French President Francois Hollande also said on Sunday that the military option should remain on the table.
The timetable for the process is described by analysts as extremely ambitious.
It envisages Syria providing a full inventory of its chemical weapons in one week, all production equipment being destroyed by November, and all weapons being removed from Syria or destroyed by mid-2014.
Mr Kerry and Mr Lavrov said a UN resolution could be sought under Chapter VII of the UN charter, which allows for the use of force, if Syria fails to comply.
However the Russian foreign minister said force remained a last-ditch option.
Russia and the US have agreed on an assessment that the Syrian government possesses 1,000 tonnes of chemical agents and precursors, according to a US official.
The US believes the materials are located in 45 sites, all in government hands, half of which have useable quantities of chemical agents.

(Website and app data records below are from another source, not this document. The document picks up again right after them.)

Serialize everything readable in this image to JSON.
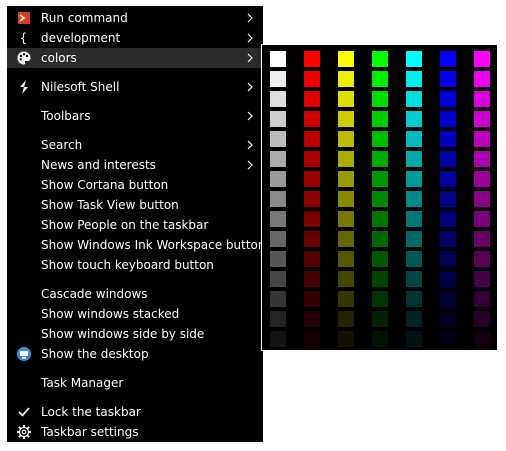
{
  "menu": {
    "items": [
      {
        "label": "Run command",
        "icon": "powershell-icon",
        "submenu": true
      },
      {
        "label": "development",
        "icon": "braces-icon",
        "submenu": true
      },
      {
        "label": "colors",
        "icon": "palette-icon",
        "submenu": true,
        "highlighted": true
      },
      {
        "label": "Nilesoft Shell",
        "icon": "nilesoft-logo-icon",
        "submenu": true
      },
      {
        "label": "Toolbars",
        "submenu": true
      },
      {
        "label": "Search",
        "submenu": true
      },
      {
        "label": "News and interests",
        "submenu": true
      },
      {
        "label": "Show Cortana button"
      },
      {
        "label": "Show Task View button"
      },
      {
        "label": "Show People on the taskbar"
      },
      {
        "label": "Show Windows Ink Workspace button"
      },
      {
        "label": "Show touch keyboard button"
      },
      {
        "label": "Cascade windows"
      },
      {
        "label": "Show windows stacked"
      },
      {
        "label": "Show windows side by side"
      },
      {
        "label": "Show the desktop",
        "icon": "desktop-icon"
      },
      {
        "label": "Task Manager"
      },
      {
        "label": "Lock the taskbar",
        "icon": "checkmark-icon"
      },
      {
        "label": "Taskbar settings",
        "icon": "gear-icon"
      }
    ]
  },
  "palette": {
    "hues": [
      "#ffffff",
      "#ff0000",
      "#ffff00",
      "#00ff00",
      "#00ffff",
      "#0000ff",
      "#ff00ff"
    ],
    "rows": 15
  },
  "colors": {
    "menu_background": "#000000",
    "highlight": "#2b2b2b",
    "text": "#ffffff",
    "powershell_icon": "#d23f1f",
    "desktop_icon": "#3a8ee6"
  }
}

But it is thought that Russia does not agree on the number of sites, nor that they are all under the government's control.
The military leader of the anti-Assad Free Syrian Army has rejected the deal, saying it it a ploy by Russia to buy time for President Assad.
On Sunday the Syrian National Coalition, the main umbrella opposition group, demanded in a statement that the ban on chemical weapons be extended to the Syrian government's use of ballistic missiles and air power against civilian population centres.
Fighting continued inside Syria on Sunday, with heavy shelling reported by government forces on suburbs of Damascus, where fierce fighting has been taking place for several days.
Several deaths were also reported elsewhere in the country, including in the central city of Hama where the UK-based activist group the Syrian Observatory for Human Rights said that rebels, including Islamist fighters, had clashed with government forces and pro-government militias.
In comments to a press conference after talks with Israeli Prime Minister Benjamin Netanyahu, Mr Kerry said he understood the opposition's contention that removing chemical weapons would not stop the killing in Syria.
However, he insisted the deal was a "step forward" in eliminating those weapons from the government's arsenal.
Mr Netanyahu said: "What the past few days have shown is something that I have been saying for quite some time, that if diplomacy has any chance to work, it must be coupled with a credible military threat."
Mr Kerry is due to go to Paris to meet his French, British and Saudi counterparts on Monday.
More than 100,000 people have died since the uprising against President Assad began in 2011.
Millions of Syrians have fled the country, mostly to neighbouring nations. However, on Saturday, Italy's coastguard said more than 500 people, mostly Syrians, had been rescued off the Italian coast.
Millions more have been internally displaced within Syria.